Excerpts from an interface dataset
=== Section Start ===

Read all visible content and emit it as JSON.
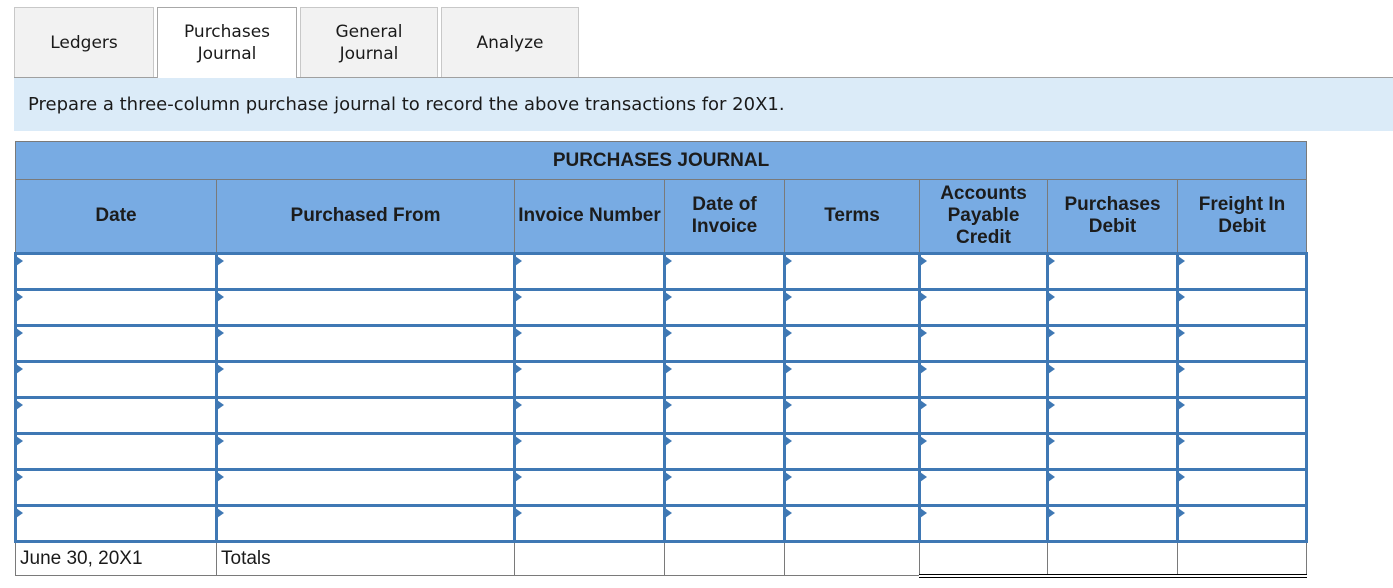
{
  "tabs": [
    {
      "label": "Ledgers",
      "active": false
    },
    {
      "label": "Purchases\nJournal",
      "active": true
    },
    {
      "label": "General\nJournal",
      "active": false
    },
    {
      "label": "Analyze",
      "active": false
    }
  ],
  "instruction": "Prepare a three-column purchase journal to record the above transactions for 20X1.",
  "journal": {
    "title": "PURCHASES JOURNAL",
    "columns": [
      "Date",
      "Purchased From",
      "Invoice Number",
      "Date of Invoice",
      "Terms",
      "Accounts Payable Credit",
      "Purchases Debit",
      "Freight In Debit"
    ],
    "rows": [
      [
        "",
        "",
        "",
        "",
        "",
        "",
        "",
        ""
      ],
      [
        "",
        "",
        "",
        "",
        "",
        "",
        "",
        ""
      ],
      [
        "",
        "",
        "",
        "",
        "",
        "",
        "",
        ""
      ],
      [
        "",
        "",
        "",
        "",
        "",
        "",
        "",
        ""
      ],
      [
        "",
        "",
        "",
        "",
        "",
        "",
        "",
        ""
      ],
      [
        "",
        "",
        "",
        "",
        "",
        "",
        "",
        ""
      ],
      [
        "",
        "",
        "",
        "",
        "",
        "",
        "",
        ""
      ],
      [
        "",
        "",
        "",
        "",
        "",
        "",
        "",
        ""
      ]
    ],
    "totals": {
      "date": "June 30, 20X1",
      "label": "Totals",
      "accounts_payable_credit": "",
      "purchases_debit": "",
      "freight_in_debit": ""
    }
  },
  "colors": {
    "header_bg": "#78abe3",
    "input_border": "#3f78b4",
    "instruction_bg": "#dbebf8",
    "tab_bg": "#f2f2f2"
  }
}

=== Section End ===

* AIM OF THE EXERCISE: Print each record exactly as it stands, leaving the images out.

* THE COMPLETED TASK:
Read all visible content and emit it as JSON.
{
  "tabs": [
    {
      "label": "Ledgers",
      "active": false
    },
    {
      "label": "Purchases\nJournal",
      "active": true
    },
    {
      "label": "General\nJournal",
      "active": false
    },
    {
      "label": "Analyze",
      "active": false
    }
  ],
  "instruction": "Prepare a three-column purchase journal to record the above transactions for 20X1.",
  "journal": {
    "title": "PURCHASES JOURNAL",
    "columns": [
      "Date",
      "Purchased From",
      "Invoice Number",
      "Date of Invoice",
      "Terms",
      "Accounts Payable Credit",
      "Purchases Debit",
      "Freight In Debit"
    ],
    "rows": [
      [
        "",
        "",
        "",
        "",
        "",
        "",
        "",
        ""
      ],
      [
        "",
        "",
        "",
        "",
        "",
        "",
        "",
        ""
      ],
      [
        "",
        "",
        "",
        "",
        "",
        "",
        "",
        ""
      ],
      [
        "",
        "",
        "",
        "",
        "",
        "",
        "",
        ""
      ],
      [
        "",
        "",
        "",
        "",
        "",
        "",
        "",
        ""
      ],
      [
        "",
        "",
        "",
        "",
        "",
        "",
        "",
        ""
      ],
      [
        "",
        "",
        "",
        "",
        "",
        "",
        "",
        ""
      ],
      [
        "",
        "",
        "",
        "",
        "",
        "",
        "",
        ""
      ]
    ],
    "totals": {
      "date": "June 30, 20X1",
      "label": "Totals",
      "accounts_payable_credit": "",
      "purchases_debit": "",
      "freight_in_debit": ""
    }
  },
  "colors": {
    "header_bg": "#78abe3",
    "input_border": "#3f78b4",
    "instruction_bg": "#dbebf8",
    "tab_bg": "#f2f2f2"
  }
}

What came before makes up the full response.